Findings raise serious concerns about violations of detainees’ human and constitutional rights

ATLANTA – The American Civil Liberties Union Foundation of Georgia today released a comprehensive report on conditions of detention for immigrants in Georgia titled: “Prisoners of Profit: Immigrants and Detention in Georgia.” The report covers the four immigration detention facilities in Georgia, which include the largest immigration detention center in the country, the Stewart Detention Center, as well as the North Georgia Detention Center, Irwin County Detention Center, and Atlanta City Detention Center. Three of the facilities are operated by corporations.

For purposes of this documentation project, the ACLU of Georgia interviewed 68 individuals who were detained in Georgia immigration detention facilities, as well as detainees’ family members and immigration attorneys.
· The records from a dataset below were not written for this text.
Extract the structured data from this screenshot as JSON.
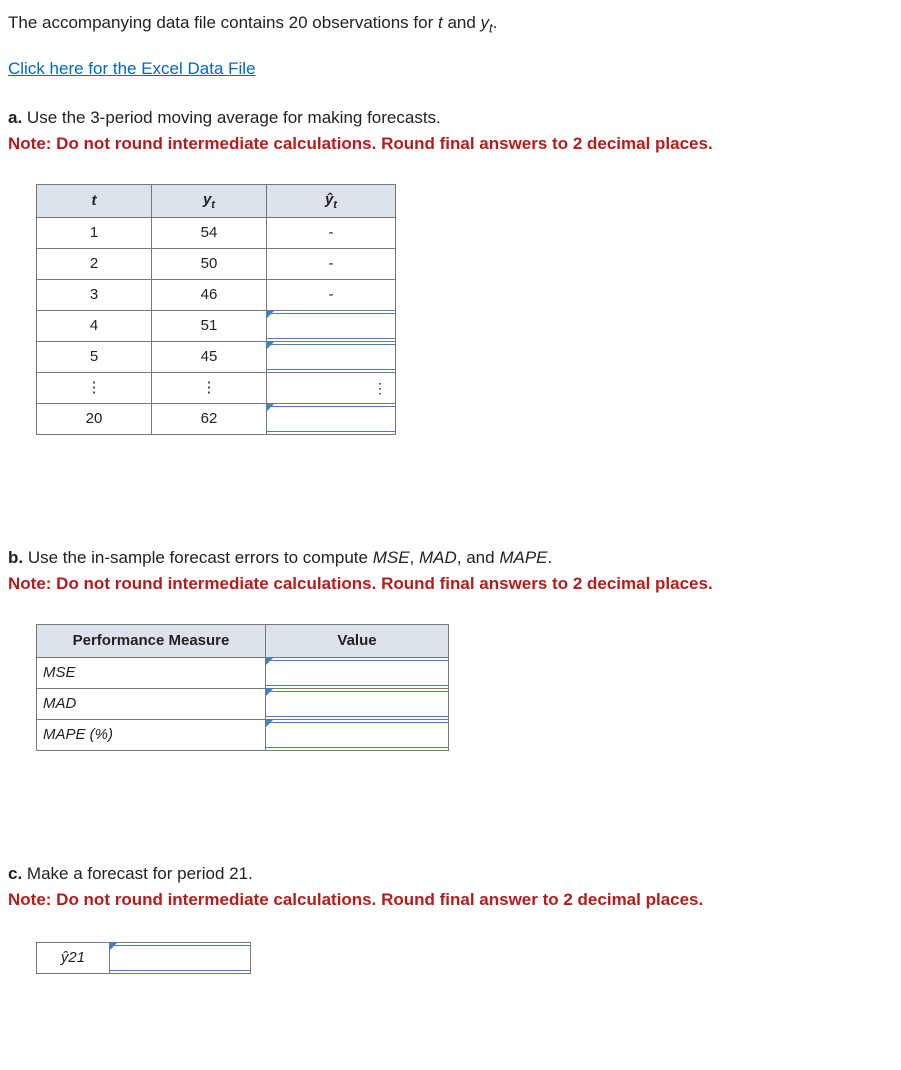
{
  "intro": {
    "prefix": "The accompanying data file contains 20 observations for ",
    "var_t": "t",
    "and": " and ",
    "var_y": "y",
    "var_y_sub": "t",
    "suffix": "."
  },
  "link_text": "Click here for the Excel Data File",
  "part_a": {
    "label": "a.",
    "text": " Use the 3-period moving average for making forecasts.",
    "note": "Note: Do not round intermediate calculations. Round final answers to 2 decimal places."
  },
  "table_a": {
    "headers": {
      "t": "t",
      "yt": "y",
      "yt_sub": "t",
      "yhat": "ŷ",
      "yhat_sub": "t"
    },
    "rows": [
      {
        "t": "1",
        "yt": "54",
        "yhat_static": "-"
      },
      {
        "t": "2",
        "yt": "50",
        "yhat_static": "-"
      },
      {
        "t": "3",
        "yt": "46",
        "yhat_static": "-"
      },
      {
        "t": "4",
        "yt": "51",
        "yhat_input": ""
      },
      {
        "t": "5",
        "yt": "45",
        "yhat_input": ""
      },
      {
        "t": "⋮",
        "yt": "⋮",
        "yhat_vdots": "⋮"
      },
      {
        "t": "20",
        "yt": "62",
        "yhat_input": ""
      }
    ]
  },
  "part_b": {
    "label": "b.",
    "text_pre": " Use the in-sample forecast errors to compute ",
    "m1": "MSE",
    "c1": ", ",
    "m2": "MAD",
    "c2": ", and ",
    "m3": "MAPE",
    "c3": ".",
    "note": "Note: Do not round intermediate calculations. Round final answers to 2 decimal places."
  },
  "table_b": {
    "headers": {
      "pm": "Performance Measure",
      "val": "Value"
    },
    "rows": [
      {
        "label": "MSE",
        "value": ""
      },
      {
        "label": "MAD",
        "value": ""
      },
      {
        "label": "MAPE (%)",
        "value": ""
      }
    ]
  },
  "part_c": {
    "label": "c.",
    "text": " Make a forecast for period 21.",
    "note": "Note: Do not round intermediate calculations. Round final answer to 2 decimal places."
  },
  "table_c": {
    "label": "ŷ21",
    "value": ""
  }
}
The ACLU of Georgia also toured detention centers in Georgia and reviewed documents obtained from Immigration and Customs Enforcement (ICE) and other governmental agencies.

“This report documents serious abuses in Georgia detention centers requiring immediate action,” said Azadeh Shahshahani, National Security/Immigrants’ Rights Project Director with the American Civil Liberties Union Foundation of Georgia. “The conditions documented by the ACLU of Georgia violate detainees’ constitutional and human rights as well as ICE standards.”

Findings raise serious concerns about violations of detainees’ due process rights, inadequate living conditions, inadequate medical and mental health care, and abuse of power by those in charge.

The report recommends that ICE stop detaining immigrants at the for-profit Stewart and Irwin County Detention Centers given the extent of the documented violations as well as the facilities’ remote locations which isolate detainees from their families and communities of support. The report also contains recommendations for improving conditions of detention for immigrants at the Atlanta City Detention Center, including providing outdoor recreation to detainees, and at the North Georgia Detention Center, including paying minimum wage to detainees who choose to enroll in the voluntary work program.

“The findings of the report confirm the problems inherent to detention of immigrants in privately-run, for-profit detention centers,” said Shahshahani. “There is deep-seated tension between the profit-making aims of prison corporations and the American values of justice and liberty –humane conditions for those detained and release of immigrants who pose no danger or flight risk.”

The report can be viewed here: http://www.acluga.org/files/2713/3788/2900/Prisoners_of_Profit.pdf

An updated fact sheet on immigration detention titled “Securely Insecure: The Real Costs, Consequences & Human Face of Immigration Detention” can be viewed here.